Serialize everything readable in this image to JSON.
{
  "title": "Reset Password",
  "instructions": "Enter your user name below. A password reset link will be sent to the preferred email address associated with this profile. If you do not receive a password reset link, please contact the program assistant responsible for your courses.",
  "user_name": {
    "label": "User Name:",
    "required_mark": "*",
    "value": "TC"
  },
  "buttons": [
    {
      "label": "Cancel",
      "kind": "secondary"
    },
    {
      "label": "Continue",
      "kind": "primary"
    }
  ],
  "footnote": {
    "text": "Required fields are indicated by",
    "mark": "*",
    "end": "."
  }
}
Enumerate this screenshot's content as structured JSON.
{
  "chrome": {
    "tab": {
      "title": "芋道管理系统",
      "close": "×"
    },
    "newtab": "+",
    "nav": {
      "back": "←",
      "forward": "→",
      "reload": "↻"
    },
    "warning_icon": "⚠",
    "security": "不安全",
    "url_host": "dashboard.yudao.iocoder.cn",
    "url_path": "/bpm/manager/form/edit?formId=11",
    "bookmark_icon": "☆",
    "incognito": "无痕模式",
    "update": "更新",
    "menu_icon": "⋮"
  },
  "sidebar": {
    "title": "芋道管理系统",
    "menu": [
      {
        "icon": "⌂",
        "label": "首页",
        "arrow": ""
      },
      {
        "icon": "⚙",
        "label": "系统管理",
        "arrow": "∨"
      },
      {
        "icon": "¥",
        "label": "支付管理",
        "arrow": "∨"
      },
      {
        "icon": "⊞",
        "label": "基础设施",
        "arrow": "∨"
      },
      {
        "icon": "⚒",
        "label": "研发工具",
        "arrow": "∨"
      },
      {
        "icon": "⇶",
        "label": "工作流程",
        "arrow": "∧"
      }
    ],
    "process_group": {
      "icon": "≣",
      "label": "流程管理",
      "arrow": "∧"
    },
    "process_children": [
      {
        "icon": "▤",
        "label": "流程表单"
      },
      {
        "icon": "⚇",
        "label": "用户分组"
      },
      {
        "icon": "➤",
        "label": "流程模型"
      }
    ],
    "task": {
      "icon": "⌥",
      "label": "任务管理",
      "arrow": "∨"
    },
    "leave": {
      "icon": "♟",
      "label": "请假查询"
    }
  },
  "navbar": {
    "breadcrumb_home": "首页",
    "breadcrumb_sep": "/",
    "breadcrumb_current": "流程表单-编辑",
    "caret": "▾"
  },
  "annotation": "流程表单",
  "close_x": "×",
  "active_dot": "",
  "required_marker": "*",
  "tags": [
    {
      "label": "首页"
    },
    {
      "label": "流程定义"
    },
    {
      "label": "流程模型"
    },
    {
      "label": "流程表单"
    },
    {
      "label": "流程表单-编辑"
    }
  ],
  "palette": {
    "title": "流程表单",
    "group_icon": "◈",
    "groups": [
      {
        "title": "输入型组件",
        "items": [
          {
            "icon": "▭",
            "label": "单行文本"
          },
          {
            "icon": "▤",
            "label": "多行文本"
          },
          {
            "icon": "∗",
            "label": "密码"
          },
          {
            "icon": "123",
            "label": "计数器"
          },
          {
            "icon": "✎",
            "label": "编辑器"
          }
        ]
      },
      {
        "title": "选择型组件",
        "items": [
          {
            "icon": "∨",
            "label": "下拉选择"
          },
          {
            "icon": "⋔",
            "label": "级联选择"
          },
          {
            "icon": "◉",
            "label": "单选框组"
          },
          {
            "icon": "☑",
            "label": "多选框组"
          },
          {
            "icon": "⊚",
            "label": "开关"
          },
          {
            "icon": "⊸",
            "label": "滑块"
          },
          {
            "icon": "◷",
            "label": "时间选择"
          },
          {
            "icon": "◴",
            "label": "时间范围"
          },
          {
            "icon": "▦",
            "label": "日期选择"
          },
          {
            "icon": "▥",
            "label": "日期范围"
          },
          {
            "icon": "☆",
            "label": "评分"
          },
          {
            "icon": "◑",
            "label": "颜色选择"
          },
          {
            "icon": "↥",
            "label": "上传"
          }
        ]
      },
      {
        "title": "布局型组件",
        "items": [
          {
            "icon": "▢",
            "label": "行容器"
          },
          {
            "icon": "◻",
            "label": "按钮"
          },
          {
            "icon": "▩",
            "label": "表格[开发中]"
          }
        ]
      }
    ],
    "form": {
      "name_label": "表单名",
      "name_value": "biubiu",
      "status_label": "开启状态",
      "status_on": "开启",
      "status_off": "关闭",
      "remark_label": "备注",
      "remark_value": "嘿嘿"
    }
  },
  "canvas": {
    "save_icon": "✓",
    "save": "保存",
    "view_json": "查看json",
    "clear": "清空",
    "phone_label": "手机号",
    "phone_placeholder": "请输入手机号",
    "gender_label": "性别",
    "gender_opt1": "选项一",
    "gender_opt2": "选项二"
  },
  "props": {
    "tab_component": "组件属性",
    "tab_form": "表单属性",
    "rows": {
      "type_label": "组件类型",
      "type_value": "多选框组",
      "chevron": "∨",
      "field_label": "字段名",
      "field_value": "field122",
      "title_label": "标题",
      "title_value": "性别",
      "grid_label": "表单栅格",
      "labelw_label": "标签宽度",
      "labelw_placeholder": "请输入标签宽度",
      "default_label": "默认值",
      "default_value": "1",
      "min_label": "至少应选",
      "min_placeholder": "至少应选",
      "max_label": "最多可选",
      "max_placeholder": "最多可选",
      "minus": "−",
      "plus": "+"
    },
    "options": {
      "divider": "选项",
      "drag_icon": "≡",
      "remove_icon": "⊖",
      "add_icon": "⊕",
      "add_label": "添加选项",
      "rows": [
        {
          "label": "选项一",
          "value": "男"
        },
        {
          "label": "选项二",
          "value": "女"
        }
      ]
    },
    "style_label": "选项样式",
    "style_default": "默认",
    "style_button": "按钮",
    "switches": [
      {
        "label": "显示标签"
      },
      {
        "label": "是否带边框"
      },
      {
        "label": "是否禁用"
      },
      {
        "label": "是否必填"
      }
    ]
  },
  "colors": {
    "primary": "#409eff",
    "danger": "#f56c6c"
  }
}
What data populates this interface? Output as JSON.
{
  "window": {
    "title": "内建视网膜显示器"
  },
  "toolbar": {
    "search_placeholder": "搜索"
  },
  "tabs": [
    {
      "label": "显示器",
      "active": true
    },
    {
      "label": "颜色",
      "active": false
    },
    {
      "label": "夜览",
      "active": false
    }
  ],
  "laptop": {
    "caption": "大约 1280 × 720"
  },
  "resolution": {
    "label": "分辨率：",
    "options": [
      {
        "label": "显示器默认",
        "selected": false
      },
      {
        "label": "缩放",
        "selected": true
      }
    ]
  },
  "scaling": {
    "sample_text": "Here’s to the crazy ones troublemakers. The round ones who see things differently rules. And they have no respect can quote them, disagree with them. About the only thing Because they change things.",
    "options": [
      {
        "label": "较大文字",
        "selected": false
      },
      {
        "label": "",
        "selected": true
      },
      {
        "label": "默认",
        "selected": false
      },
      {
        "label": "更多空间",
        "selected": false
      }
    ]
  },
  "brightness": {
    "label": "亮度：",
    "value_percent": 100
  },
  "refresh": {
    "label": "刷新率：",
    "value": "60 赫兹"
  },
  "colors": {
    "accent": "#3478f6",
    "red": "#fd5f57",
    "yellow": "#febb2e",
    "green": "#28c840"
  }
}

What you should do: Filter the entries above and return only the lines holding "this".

Problem solution:
Serialize everything readable in this image to JSON.
  "instructions": "Enter your user name below. A password reset link will be sent to the preferred email address associated with this profile. If you do not receive a password reset link, please contact the program assistant responsible for your courses.",
Enumerate this screenshot's content as structured JSON.
What data populates this interface? Output as JSON.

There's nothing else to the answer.